Implied heat transport from Top of Atmosphere fluxes#


This recipe calculates the implied horizontal heat transport (IHT) due to the spatial anomalies of radiative fluxes at the top of the atmosphere (TOA). The regional patterns of implied heat transport for different components of the TOA fluxes are calculated by solving the Poisson equation with the flux components as source terms. It reproduces the plots in Pearce and Bodas-Salcedo (2023) when the input data is CERES EBAF.

Available recipes and diagnostics#

Recipes are stored in esmvaltool/recipes/

  • recipe_iht_toa.yml calculates the IHT maps for the following radiative fluxes:

    • Total net, SW net, LW net (Figure 2).

    • Total CRE, SW CRE, LW CRE (Figure 4).

    • All-sky and clear-sky reflected SW (Figure 5).

    • The meridional heat transports (MHT) of the fluxes above (Figures 1 and 3).

Diagnostics are stored in esmvaltool/diag_scripts/iht_toa/

  • driver script that produces the plots.

  • solver that calculates the IHTs.

User settings in recipe#

There are no user settings in this recipe.


  • rlut (atmos, monthly, longitude latitude time)

  • rlutcs (atmos, monthly, longitude latitude time)

  • rsutcs (atmos, monthly, longitude latitude time)

  • rsut (atmos, monthly, longitude latitude time)
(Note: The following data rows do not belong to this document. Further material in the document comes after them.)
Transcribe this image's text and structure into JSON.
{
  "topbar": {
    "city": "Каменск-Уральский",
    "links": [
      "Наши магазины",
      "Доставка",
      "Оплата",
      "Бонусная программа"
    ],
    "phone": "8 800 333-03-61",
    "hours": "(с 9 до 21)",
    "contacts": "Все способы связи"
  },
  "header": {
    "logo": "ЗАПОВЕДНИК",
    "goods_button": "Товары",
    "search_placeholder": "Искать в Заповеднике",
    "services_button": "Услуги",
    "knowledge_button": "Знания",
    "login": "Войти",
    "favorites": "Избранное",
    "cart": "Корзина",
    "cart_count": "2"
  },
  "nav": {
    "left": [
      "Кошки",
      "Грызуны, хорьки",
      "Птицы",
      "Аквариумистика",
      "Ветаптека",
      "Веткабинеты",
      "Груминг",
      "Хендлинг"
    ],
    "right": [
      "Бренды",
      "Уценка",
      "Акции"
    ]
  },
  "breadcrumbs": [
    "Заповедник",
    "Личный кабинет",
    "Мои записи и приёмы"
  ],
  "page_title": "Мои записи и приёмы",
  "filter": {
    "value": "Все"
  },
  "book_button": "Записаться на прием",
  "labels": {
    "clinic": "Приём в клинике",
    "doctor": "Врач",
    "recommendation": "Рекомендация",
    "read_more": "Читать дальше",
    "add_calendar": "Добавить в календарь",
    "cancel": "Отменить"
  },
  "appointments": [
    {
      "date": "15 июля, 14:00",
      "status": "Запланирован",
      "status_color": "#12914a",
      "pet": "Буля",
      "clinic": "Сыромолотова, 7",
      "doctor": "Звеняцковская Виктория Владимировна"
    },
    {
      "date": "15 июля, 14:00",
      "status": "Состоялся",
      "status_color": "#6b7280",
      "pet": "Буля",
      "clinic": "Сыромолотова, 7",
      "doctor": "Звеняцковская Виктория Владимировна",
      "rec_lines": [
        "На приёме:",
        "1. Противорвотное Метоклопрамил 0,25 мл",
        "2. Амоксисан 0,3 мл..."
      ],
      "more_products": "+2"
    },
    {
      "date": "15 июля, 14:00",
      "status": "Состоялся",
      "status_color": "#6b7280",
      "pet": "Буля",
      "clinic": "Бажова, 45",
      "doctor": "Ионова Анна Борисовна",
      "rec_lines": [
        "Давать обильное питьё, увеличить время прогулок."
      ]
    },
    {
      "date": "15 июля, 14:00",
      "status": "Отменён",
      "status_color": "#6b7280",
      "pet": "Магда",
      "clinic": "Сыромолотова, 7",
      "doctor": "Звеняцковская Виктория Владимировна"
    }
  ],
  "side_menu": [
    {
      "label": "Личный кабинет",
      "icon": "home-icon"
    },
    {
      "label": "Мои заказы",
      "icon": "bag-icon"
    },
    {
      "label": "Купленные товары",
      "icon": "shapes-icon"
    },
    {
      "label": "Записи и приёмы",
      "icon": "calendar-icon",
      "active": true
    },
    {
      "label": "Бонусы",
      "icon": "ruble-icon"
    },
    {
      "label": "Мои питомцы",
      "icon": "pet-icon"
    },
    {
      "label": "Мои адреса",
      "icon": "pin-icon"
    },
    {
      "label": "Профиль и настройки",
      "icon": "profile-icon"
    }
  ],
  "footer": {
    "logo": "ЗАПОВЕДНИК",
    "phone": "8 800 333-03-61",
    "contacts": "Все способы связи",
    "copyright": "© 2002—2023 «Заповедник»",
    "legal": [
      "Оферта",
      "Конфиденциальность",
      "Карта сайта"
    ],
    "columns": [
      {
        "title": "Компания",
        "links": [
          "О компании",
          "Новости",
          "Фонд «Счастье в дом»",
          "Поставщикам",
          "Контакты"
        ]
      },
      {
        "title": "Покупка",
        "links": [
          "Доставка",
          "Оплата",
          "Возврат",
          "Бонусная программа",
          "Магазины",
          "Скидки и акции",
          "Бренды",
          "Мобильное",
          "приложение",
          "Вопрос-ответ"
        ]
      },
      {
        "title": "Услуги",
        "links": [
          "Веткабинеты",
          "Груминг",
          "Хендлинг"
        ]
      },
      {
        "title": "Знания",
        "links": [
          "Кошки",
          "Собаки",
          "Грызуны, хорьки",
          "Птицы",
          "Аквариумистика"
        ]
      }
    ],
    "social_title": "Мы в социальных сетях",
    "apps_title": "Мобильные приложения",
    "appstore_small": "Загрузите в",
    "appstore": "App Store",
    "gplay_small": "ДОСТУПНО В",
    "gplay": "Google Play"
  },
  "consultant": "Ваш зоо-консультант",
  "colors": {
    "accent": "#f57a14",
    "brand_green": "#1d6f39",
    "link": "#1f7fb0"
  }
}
  • rsdt (atmos, monthly, longitude latitude time)

Observations and reformat scripts#



  • Pearce, F. A., and A. Bodas-Salcedo, 2023: Implied Heat Transport from CERES Data: Direct Radiative Effect of Clouds on Regional Patterns and Hemispheric Symmetry. J. Climate, 36, 4019–4030, doi: 10.1175/JCLI-D-22-0149.1.

Example plots#


Fig. 42 The implied heat transport due to the total net flux (blue), split into the contributions from the SW (orange) and LW (green).#


Fig. 43 The energy flux potentials for (a) TOT, (c) SW, and (e) LW fluxes, alongside maps of the spatial anomalies of the fluxes [(b),(d),(f) flux minus global average flux, respectively]. The implied heat transport is calculated as the gradient of the energy flux potential, shown by the white vector arrows for a subset of points to give the overall transport pattern. Heat is directed from the blue minima of the potential field to yellow maxima, with the magnitude implied by the density of contours. All maps of the same type share the same color bar at the bottom of the column.#


Fig. 44 Direct radiative effects of clouds on the meridional heat transport. (a) Contributions from TOT CRE (blue), SW CRE (orange), and LW CRE (green) fluxes. (b) Contributions from all-sky and clear-sky OSR. In (b), both curves have been multiplied by −1 such that positive heat transport is northward.#


Fig. 45 As in Fig. 43, but for the implied heat transport associated with (a),(b) TOT CRE, (c),(d) SW CRE, and (e),(f) LW CRE fluxes.#


Fig. 46 As in Fig. 43, but for (a), (b) clear-sky and (c), (d) all-sky reflected SW flux.#


Fig. 47 A measure of the symmetry between heat transport in the Northern and Southern Hemispheres, calculated for the 12-month running mean of TOT MHT in the regions: (a) the full hemisphere, (b) from the equator to 30°, and (c) 30° to 90°. Symmetry values obtained when including (blue) and excluding (orange) the effect of clouds. The climatological symmetry values for the two cases are shown as the black lines in each subplot, dashed and dotted, respectively. The standard deviations of the time series are shown in each plot.#